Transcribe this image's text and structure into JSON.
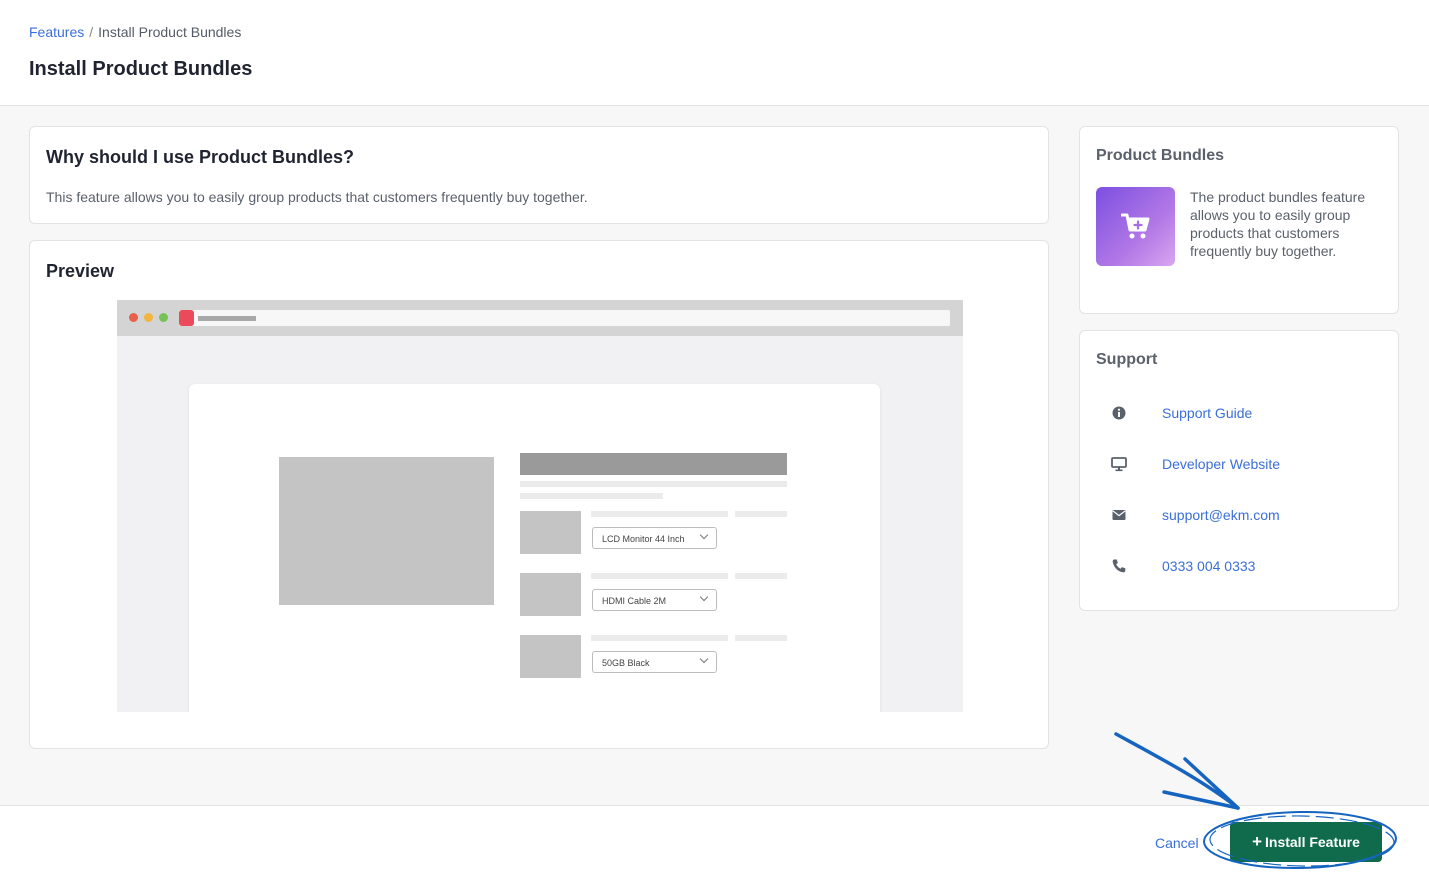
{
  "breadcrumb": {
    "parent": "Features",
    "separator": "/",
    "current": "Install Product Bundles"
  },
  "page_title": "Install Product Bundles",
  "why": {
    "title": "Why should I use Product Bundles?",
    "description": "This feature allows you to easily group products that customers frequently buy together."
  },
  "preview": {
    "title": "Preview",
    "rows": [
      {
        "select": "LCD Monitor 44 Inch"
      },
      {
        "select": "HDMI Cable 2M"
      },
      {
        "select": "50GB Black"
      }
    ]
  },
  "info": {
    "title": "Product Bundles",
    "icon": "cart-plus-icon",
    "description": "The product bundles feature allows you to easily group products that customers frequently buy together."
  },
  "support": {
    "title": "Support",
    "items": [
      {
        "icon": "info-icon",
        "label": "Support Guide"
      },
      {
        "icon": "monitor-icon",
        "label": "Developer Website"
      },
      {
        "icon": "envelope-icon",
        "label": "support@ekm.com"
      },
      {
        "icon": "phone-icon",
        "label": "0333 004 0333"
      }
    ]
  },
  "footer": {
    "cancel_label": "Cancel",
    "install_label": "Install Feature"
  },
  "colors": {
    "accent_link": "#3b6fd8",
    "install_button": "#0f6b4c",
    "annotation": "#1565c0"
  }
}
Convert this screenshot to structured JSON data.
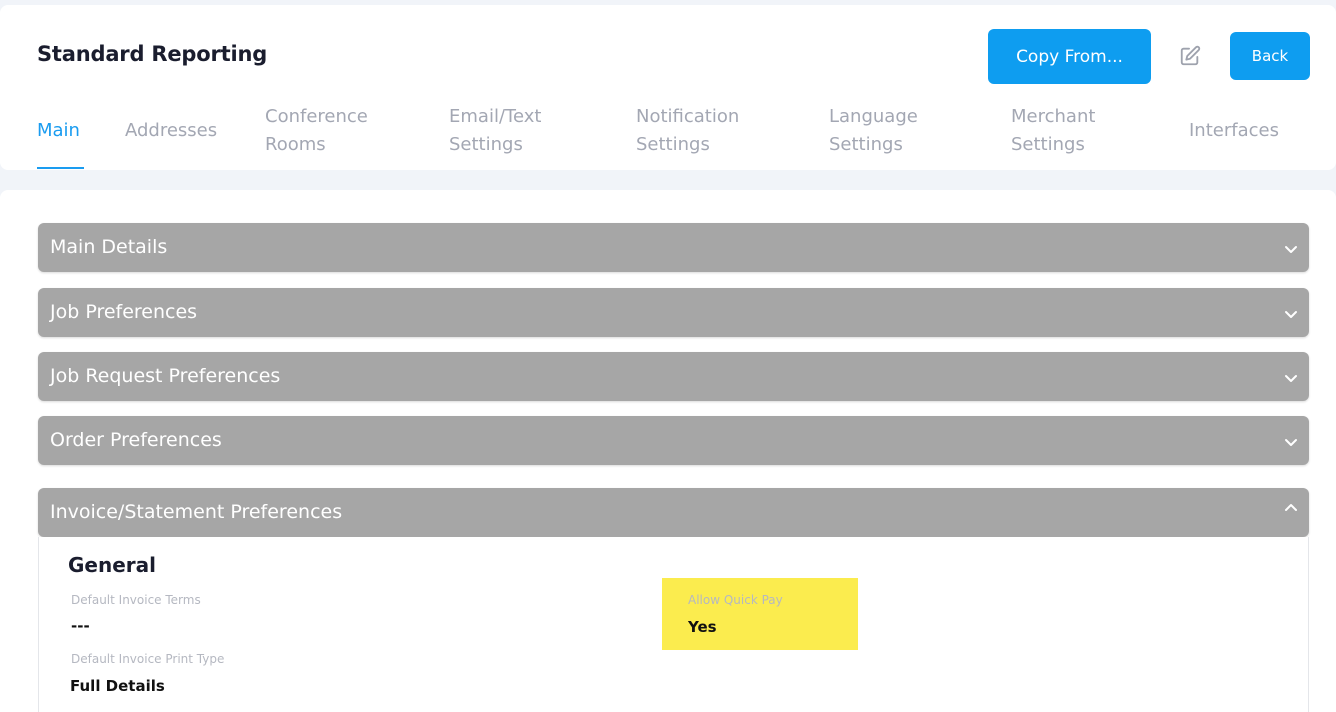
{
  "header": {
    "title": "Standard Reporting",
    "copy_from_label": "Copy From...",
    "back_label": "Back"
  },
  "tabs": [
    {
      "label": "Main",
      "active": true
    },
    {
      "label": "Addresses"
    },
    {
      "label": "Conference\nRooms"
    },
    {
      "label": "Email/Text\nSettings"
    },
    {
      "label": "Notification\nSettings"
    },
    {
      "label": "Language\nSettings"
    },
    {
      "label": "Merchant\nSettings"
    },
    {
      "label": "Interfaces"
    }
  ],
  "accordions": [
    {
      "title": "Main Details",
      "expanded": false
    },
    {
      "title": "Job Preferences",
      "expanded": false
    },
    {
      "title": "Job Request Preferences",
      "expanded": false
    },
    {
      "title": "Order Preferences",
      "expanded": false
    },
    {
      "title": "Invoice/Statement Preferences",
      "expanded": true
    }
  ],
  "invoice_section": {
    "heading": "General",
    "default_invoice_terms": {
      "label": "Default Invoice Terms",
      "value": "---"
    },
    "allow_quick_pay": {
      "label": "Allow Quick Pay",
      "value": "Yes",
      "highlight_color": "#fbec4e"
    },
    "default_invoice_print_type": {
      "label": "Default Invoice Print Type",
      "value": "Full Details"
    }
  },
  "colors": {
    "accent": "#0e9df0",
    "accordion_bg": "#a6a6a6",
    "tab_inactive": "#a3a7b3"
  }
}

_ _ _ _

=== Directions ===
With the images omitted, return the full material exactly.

=== Solved problem ===
Transcribe this image's text and structure into JSON.
{
  "breadcrumb": {
    "parent": "Features",
    "separator": "/",
    "current": "Install Product Bundles"
  },
  "page_title": "Install Product Bundles",
  "why": {
    "title": "Why should I use Product Bundles?",
    "description": "This feature allows you to easily group products that customers frequently buy together."
  },
  "preview": {
    "title": "Preview",
    "rows": [
      {
        "select": "LCD Monitor 44 Inch"
      },
      {
        "select": "HDMI Cable 2M"
      },
      {
        "select": "50GB Black"
      }
    ]
  },
  "info": {
    "title": "Product Bundles",
    "icon": "cart-plus-icon",
    "description": "The product bundles feature allows you to easily group products that customers frequently buy together."
  },
  "support": {
    "title": "Support",
    "items": [
      {
        "icon": "info-icon",
        "label": "Support Guide"
      },
      {
        "icon": "monitor-icon",
        "label": "Developer Website"
      },
      {
        "icon": "envelope-icon",
        "label": "support@ekm.com"
      },
      {
        "icon": "phone-icon",
        "label": "0333 004 0333"
      }
    ]
  },
  "footer": {
    "cancel_label": "Cancel",
    "install_label": "Install Feature"
  },
  "colors": {
    "accent_link": "#3b6fd8",
    "install_button": "#0f6b4c",
    "annotation": "#1565c0"
  }
}
Convert this screenshot to structured JSON data.
{
  "header": {
    "title": "Standard Reporting",
    "copy_from_label": "Copy From...",
    "back_label": "Back"
  },
  "tabs": [
    {
      "label": "Main",
      "active": true
    },
    {
      "label": "Addresses"
    },
    {
      "label": "Conference\nRooms"
    },
    {
      "label": "Email/Text\nSettings"
    },
    {
      "label": "Notification\nSettings"
    },
    {
      "label": "Language\nSettings"
    },
    {
      "label": "Merchant\nSettings"
    },
    {
      "label": "Interfaces"
    }
  ],
  "accordions": [
    {
      "title": "Main Details",
      "expanded": false
    },
    {
      "title": "Job Preferences",
      "expanded": false
    },
    {
      "title": "Job Request Preferences",
      "expanded": false
    },
    {
      "title": "Order Preferences",
      "expanded": false
    },
    {
      "title": "Invoice/Statement Preferences",
      "expanded": true
    }
  ],
  "invoice_section": {
    "heading": "General",
    "default_invoice_terms": {
      "label": "Default Invoice Terms",
      "value": "---"
    },
    "allow_quick_pay": {
      "label": "Allow Quick Pay",
      "value": "Yes",
      "highlight_color": "#fbec4e"
    },
    "default_invoice_print_type": {
      "label": "Default Invoice Print Type",
      "value": "Full Details"
    }
  },
  "colors": {
    "accent": "#0e9df0",
    "accordion_bg": "#a6a6a6",
    "tab_inactive": "#a3a7b3"
  }
}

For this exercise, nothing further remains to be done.